Information about Wrongful Death in Nursing Homes

The legal definition of a wrongful death is,

“the death of a human being as the result of a wrongful act of another person.  Such wrongful acts include: negligence (like careless driving), an intentional attack such as assault and/or battery, a death in the course of another crime, vehicular manslaughter, manslaughter or murder.”

In the case of Catherine Wood and Gwendolyn Graham, each of the deaths could be considered a “wrongful death.”

A wrongful death in a nursing home is one of the most serious types of nursing home abuse.  These deaths may be caused by physical abuse, medication errors, inadequate medical care or malicious crimes.  In any of these situations, the victim and his or her loved ones are subject to incredible loss, trauma and devastation. 

Getting Justice for Victims of Wrongful Death

Aside from any criminal proceedings that may follow a wrongful death, the surviving family also has rights under civil laws.  Surviving family members have the right to file a lawsuit against the party or parties who are liable for causing the death of their loved one.  This is a wrongful death claim. 

A successful wrongful death claim provides compensation to the family for damages such as medical expenses, funeral costs, cremation or burial costs, pain and suffering and more.  In some cases, the plaintiffs can also seek punitive damages, or damages designed to punish the defendant for his or her negligent actions. 

If you are grieving the loss of someone you love, and you believe their death was the result of negligence, contact Nursing Home Abuse Center.  Our nursing home abuse lawyers can help you explore your situation, your legal rights and the options you may have to pursue a wrongful death claim.  For a free consultation, call us at 1-888-548-9636. 


meagan cline

Written By Meagan Cline

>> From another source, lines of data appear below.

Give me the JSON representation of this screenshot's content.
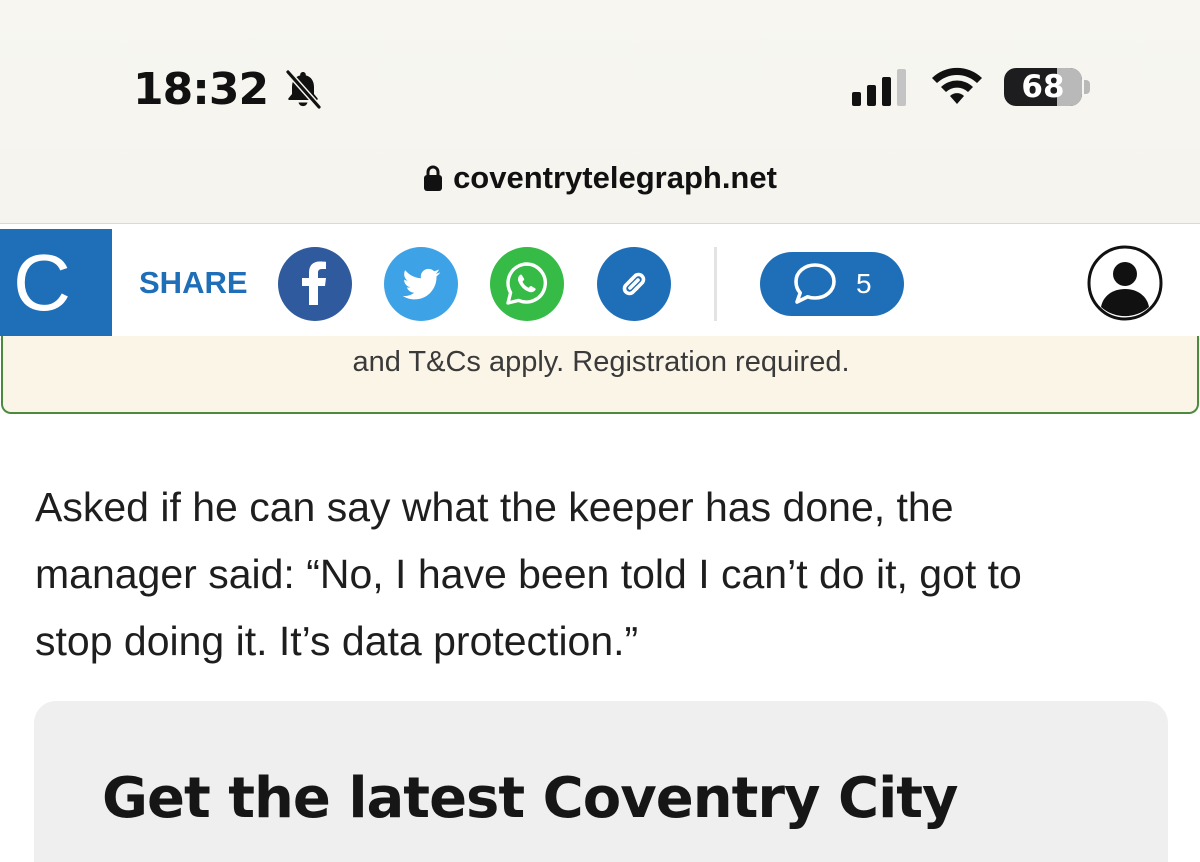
{
  "status_bar": {
    "time": "18:32",
    "battery_level": "68",
    "icons": [
      "bell-slash-icon",
      "cellular-signal-icon",
      "wifi-icon",
      "battery-icon"
    ]
  },
  "address_bar": {
    "domain": "coventrytelegraph.net",
    "icon": "lock-icon"
  },
  "toolbar": {
    "logo_letter": "C",
    "share_label": "SHARE",
    "share_buttons": [
      "facebook-icon",
      "twitter-icon",
      "whatsapp-icon",
      "link-icon"
    ],
    "comment_count": "5",
    "colors": {
      "brand": "#1f6fb8",
      "facebook": "#2f5a9e",
      "twitter": "#3ea3e6",
      "whatsapp": "#35bb46"
    }
  },
  "promo": {
    "text": "and T&Cs apply. Registration required."
  },
  "article": {
    "paragraph_lines": [
      "Asked if he can say what the keeper has done, the",
      "manager said: “No, I have been told I can’t do it, got to",
      "stop doing it. It’s data protection.”"
    ]
  },
  "newsletter_card": {
    "title": "Get the latest Coventry City"
  }
}
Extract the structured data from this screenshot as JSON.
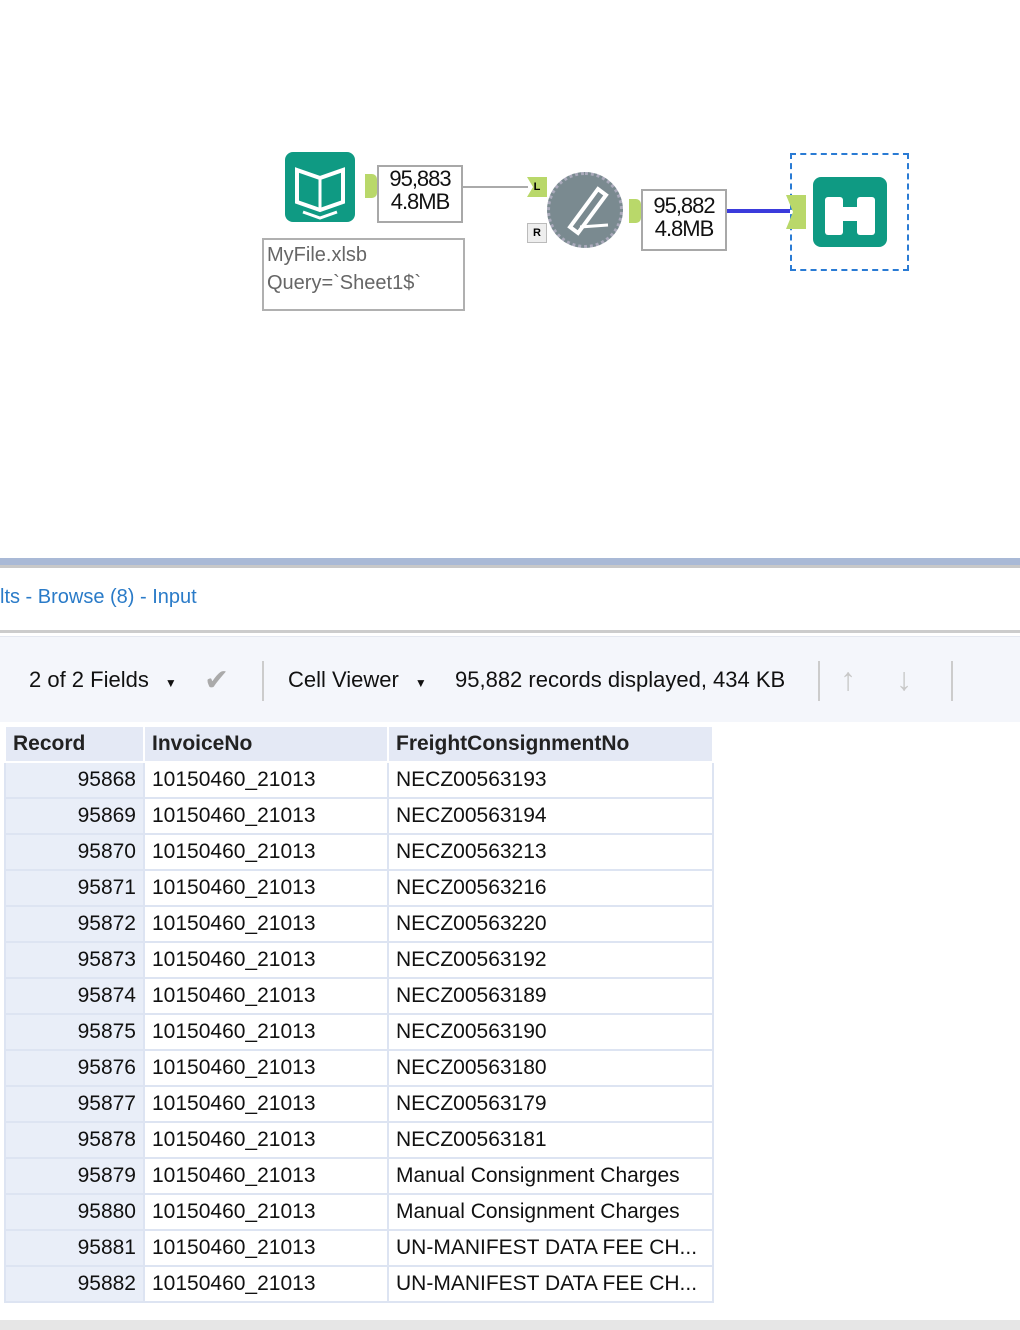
{
  "workflow": {
    "input_counts": {
      "records": "95,883",
      "size": "4.8MB"
    },
    "input_annotation": [
      "MyFile.xlsb",
      "Query=`Sheet1$`"
    ],
    "join_left_label": "L",
    "join_right_label": "R",
    "output_counts": {
      "records": "95,882",
      "size": "4.8MB"
    }
  },
  "results": {
    "title": "lts - Browse (8) - Input",
    "fields_label": "2 of 2 Fields",
    "viewer_label": "Cell Viewer",
    "status": "95,882 records displayed, 434 KB",
    "columns": [
      "Record",
      "InvoiceNo",
      "FreightConsignmentNo"
    ],
    "rows": [
      [
        "95868",
        "10150460_21013",
        "NECZ00563193"
      ],
      [
        "95869",
        "10150460_21013",
        "NECZ00563194"
      ],
      [
        "95870",
        "10150460_21013",
        "NECZ00563213"
      ],
      [
        "95871",
        "10150460_21013",
        "NECZ00563216"
      ],
      [
        "95872",
        "10150460_21013",
        "NECZ00563220"
      ],
      [
        "95873",
        "10150460_21013",
        "NECZ00563192"
      ],
      [
        "95874",
        "10150460_21013",
        "NECZ00563189"
      ],
      [
        "95875",
        "10150460_21013",
        "NECZ00563190"
      ],
      [
        "95876",
        "10150460_21013",
        "NECZ00563180"
      ],
      [
        "95877",
        "10150460_21013",
        "NECZ00563179"
      ],
      [
        "95878",
        "10150460_21013",
        "NECZ00563181"
      ],
      [
        "95879",
        "10150460_21013",
        "Manual Consignment Charges"
      ],
      [
        "95880",
        "10150460_21013",
        "Manual Consignment Charges"
      ],
      [
        "95881",
        "10150460_21013",
        "UN-MANIFEST DATA FEE CH..."
      ],
      [
        "95882",
        "10150460_21013",
        "UN-MANIFEST DATA FEE CH..."
      ]
    ]
  }
}
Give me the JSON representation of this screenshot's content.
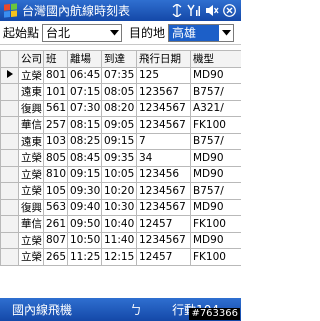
{
  "titlebar": {
    "title": "台灣國內航線時刻表",
    "battery_glyph": "⏷",
    "signal_glyph": "Y",
    "volume_glyph": "◀×",
    "ok_label": "ok"
  },
  "form": {
    "origin_label": "起始點",
    "origin_value": "台北",
    "destination_label": "目的地",
    "destination_value": "高雄"
  },
  "table": {
    "columns": [
      "公司",
      "班",
      "離場",
      "到達",
      "飛行日期",
      "機型"
    ],
    "rows": [
      [
        "立榮",
        "801",
        "06:45",
        "07:35",
        "125",
        "MD90"
      ],
      [
        "遠東",
        "101",
        "07:15",
        "08:05",
        "123567",
        "B757/"
      ],
      [
        "復興",
        "561",
        "07:30",
        "08:20",
        "1234567",
        "A321/"
      ],
      [
        "華信",
        "257",
        "08:15",
        "09:05",
        "1234567",
        "FK100"
      ],
      [
        "遠東",
        "103",
        "08:25",
        "09:15",
        "7",
        "B757/"
      ],
      [
        "立榮",
        "805",
        "08:45",
        "09:35",
        "34",
        "MD90"
      ],
      [
        "立榮",
        "810",
        "09:15",
        "10:05",
        "123456",
        "MD90"
      ],
      [
        "立榮",
        "105",
        "09:30",
        "10:20",
        "1234567",
        "B757/"
      ],
      [
        "復興",
        "563",
        "09:40",
        "10:30",
        "1234567",
        "MD90"
      ],
      [
        "華信",
        "261",
        "09:50",
        "10:40",
        "12457",
        "FK100"
      ],
      [
        "立榮",
        "807",
        "10:50",
        "11:40",
        "1234567",
        "MD90"
      ],
      [
        "立榮",
        "265",
        "11:25",
        "12:15",
        "12457",
        "FK100"
      ]
    ]
  },
  "bottombar": {
    "left_label": "國內線飛機",
    "mid_label": "ㄅ",
    "right_label": "行動104"
  },
  "watermark": "#763366",
  "colors": {
    "bar": "#1a55b8",
    "highlight": "#1c5fc8"
  }
}
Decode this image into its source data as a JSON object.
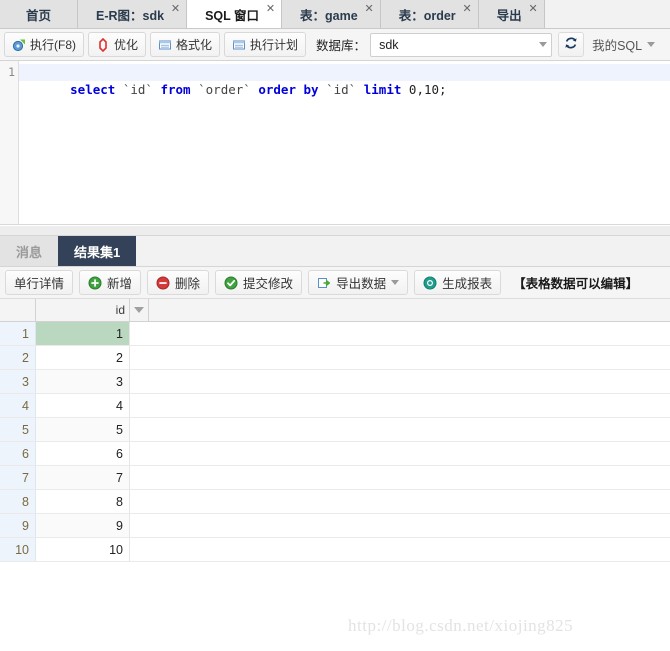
{
  "tabbar": {
    "tabs": [
      {
        "label": "首页",
        "closable": false,
        "active": false
      },
      {
        "label": "E-R图：sdk",
        "closable": true,
        "active": false
      },
      {
        "label": "SQL 窗口",
        "closable": true,
        "active": true
      },
      {
        "label": "表：game",
        "closable": true,
        "active": false
      },
      {
        "label": "表：order",
        "closable": true,
        "active": false
      },
      {
        "label": "导出",
        "closable": true,
        "active": false
      }
    ],
    "close_glyph": "✕"
  },
  "sql_toolbar": {
    "buttons": [
      {
        "label": "执行(F8)",
        "icon": "execute-icon"
      },
      {
        "label": "优化",
        "icon": "optimize-icon"
      },
      {
        "label": "格式化",
        "icon": "format-icon"
      },
      {
        "label": "执行计划",
        "icon": "explain-plan-icon"
      }
    ],
    "database_label": "数据库：",
    "database_value": "sdk",
    "refresh_icon": "refresh-icon",
    "mysql_menu_label": "我的SQL"
  },
  "editor": {
    "line_number": "1",
    "sql_tokens": [
      {
        "t": "select",
        "k": "kw"
      },
      {
        "t": " ",
        "k": "punct"
      },
      {
        "t": "`id`",
        "k": "ident"
      },
      {
        "t": " ",
        "k": "punct"
      },
      {
        "t": "from",
        "k": "kw"
      },
      {
        "t": " ",
        "k": "punct"
      },
      {
        "t": "`order`",
        "k": "ident"
      },
      {
        "t": " ",
        "k": "punct"
      },
      {
        "t": "order",
        "k": "kw"
      },
      {
        "t": " ",
        "k": "punct"
      },
      {
        "t": "by",
        "k": "kw"
      },
      {
        "t": " ",
        "k": "punct"
      },
      {
        "t": "`id`",
        "k": "ident"
      },
      {
        "t": " ",
        "k": "punct"
      },
      {
        "t": "limit",
        "k": "kw"
      },
      {
        "t": " ",
        "k": "punct"
      },
      {
        "t": "0,10;",
        "k": "num"
      }
    ],
    "sql_text": "select `id` from `order` order by `id` limit 0,10;"
  },
  "result_tabs": [
    {
      "label": "消息",
      "active": false
    },
    {
      "label": "结果集1",
      "active": true
    }
  ],
  "grid_toolbar": {
    "buttons": [
      {
        "label": "单行详情",
        "icon": "",
        "has_caret": false
      },
      {
        "label": "新增",
        "icon": "add-icon",
        "has_caret": false
      },
      {
        "label": "删除",
        "icon": "delete-icon",
        "has_caret": false
      },
      {
        "label": "提交修改",
        "icon": "commit-icon",
        "has_caret": false
      },
      {
        "label": "导出数据",
        "icon": "export-icon",
        "has_caret": true
      },
      {
        "label": "生成报表",
        "icon": "report-icon",
        "has_caret": false
      }
    ],
    "hint": "【表格数据可以编辑】"
  },
  "grid": {
    "columns": [
      "id"
    ],
    "filter_icon": "filter-caret-icon",
    "rows": [
      {
        "n": "1",
        "values": [
          "1"
        ],
        "selected": true
      },
      {
        "n": "2",
        "values": [
          "2"
        ],
        "selected": false
      },
      {
        "n": "3",
        "values": [
          "3"
        ],
        "selected": false
      },
      {
        "n": "4",
        "values": [
          "4"
        ],
        "selected": false
      },
      {
        "n": "5",
        "values": [
          "5"
        ],
        "selected": false
      },
      {
        "n": "6",
        "values": [
          "6"
        ],
        "selected": false
      },
      {
        "n": "7",
        "values": [
          "7"
        ],
        "selected": false
      },
      {
        "n": "8",
        "values": [
          "8"
        ],
        "selected": false
      },
      {
        "n": "9",
        "values": [
          "9"
        ],
        "selected": false
      },
      {
        "n": "10",
        "values": [
          "10"
        ],
        "selected": false
      }
    ]
  },
  "watermark": "http://blog.csdn.net/xiojing825",
  "colors": {
    "active_result_tab_bg": "#344259",
    "selected_row_bg": "#b9d8bf",
    "keyword": "#0000dd",
    "rownum_bg": "#eef4fb"
  }
}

Meagan Cline is a professional legal researcher and writer. She lends her expertise to FNHA and our websites, including Birth Injury Guide and